- _Task_
Please write each entry out again exactly as shown.

Source data

- - - -

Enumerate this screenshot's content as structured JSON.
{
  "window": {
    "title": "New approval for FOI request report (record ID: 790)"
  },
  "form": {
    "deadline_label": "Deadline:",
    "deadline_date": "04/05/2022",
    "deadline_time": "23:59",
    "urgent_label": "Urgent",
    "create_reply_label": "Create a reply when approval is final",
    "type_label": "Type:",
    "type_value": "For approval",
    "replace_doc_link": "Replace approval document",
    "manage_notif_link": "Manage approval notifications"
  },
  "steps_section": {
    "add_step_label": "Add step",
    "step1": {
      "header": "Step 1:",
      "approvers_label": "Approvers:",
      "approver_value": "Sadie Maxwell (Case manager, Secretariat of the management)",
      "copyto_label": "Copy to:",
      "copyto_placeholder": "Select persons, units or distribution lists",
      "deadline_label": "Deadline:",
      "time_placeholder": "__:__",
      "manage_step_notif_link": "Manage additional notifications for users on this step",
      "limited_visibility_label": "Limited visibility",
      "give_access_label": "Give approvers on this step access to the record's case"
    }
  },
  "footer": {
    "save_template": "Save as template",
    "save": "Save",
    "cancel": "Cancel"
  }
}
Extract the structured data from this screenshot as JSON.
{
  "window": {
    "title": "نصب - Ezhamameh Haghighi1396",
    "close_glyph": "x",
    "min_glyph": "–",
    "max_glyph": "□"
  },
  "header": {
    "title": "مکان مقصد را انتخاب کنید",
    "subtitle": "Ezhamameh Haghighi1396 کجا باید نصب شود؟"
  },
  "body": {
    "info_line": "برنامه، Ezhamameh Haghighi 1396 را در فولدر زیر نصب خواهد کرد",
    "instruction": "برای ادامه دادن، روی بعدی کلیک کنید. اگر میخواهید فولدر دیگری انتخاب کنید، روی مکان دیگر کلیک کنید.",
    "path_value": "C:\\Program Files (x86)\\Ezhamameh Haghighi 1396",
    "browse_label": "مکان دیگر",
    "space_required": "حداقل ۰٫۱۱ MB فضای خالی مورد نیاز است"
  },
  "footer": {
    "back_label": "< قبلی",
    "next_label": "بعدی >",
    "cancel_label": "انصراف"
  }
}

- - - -

- _Result for this exercise_
Enumerate this screenshot's content as structured JSON.
{
  "window": {
    "title": "New approval for FOI request report (record ID: 790)"
  },
  "form": {
    "deadline_label": "Deadline:",
    "deadline_date": "04/05/2022",
    "deadline_time": "23:59",
    "urgent_label": "Urgent",
    "create_reply_label": "Create a reply when approval is final",
    "type_label": "Type:",
    "type_value": "For approval",
    "replace_doc_link": "Replace approval document",
    "manage_notif_link": "Manage approval notifications"
  },
  "steps_section": {
    "add_step_label": "Add step",
    "step1": {
      "header": "Step 1:",
      "approvers_label": "Approvers:",
      "approver_value": "Sadie Maxwell (Case manager, Secretariat of the management)",
      "copyto_label": "Copy to:",
      "copyto_placeholder": "Select persons, units or distribution lists",
      "deadline_label": "Deadline:",
      "time_placeholder": "__:__",
      "manage_step_notif_link": "Manage additional notifications for users on this step",
      "limited_visibility_label": "Limited visibility",
      "give_access_label": "Give approvers on this step access to the record's case"
    }
  },
  "footer": {
    "save_template": "Save as template",
    "save": "Save",
    "cancel": "Cancel"
  }
}
Extract the structured data from this screenshot as JSON.
{
  "window": {
    "title": "نصب - Ezhamameh Haghighi1396",
    "close_glyph": "x",
    "min_glyph": "–",
    "max_glyph": "□"
  },
  "header": {
    "title": "مکان مقصد را انتخاب کنید",
    "subtitle": "Ezhamameh Haghighi1396 کجا باید نصب شود؟"
  },
  "body": {
    "info_line": "برنامه، Ezhamameh Haghighi 1396 را در فولدر زیر نصب خواهد کرد",
    "instruction": "برای ادامه دادن، روی بعدی کلیک کنید. اگر میخواهید فولدر دیگری انتخاب کنید، روی مکان دیگر کلیک کنید.",
    "path_value": "C:\\Program Files (x86)\\Ezhamameh Haghighi 1396",
    "browse_label": "مکان دیگر",
    "space_required": "حداقل ۰٫۱۱ MB فضای خالی مورد نیاز است"
  },
  "footer": {
    "back_label": "< قبلی",
    "next_label": "بعدی >",
    "cancel_label": "انصراف"
  }
}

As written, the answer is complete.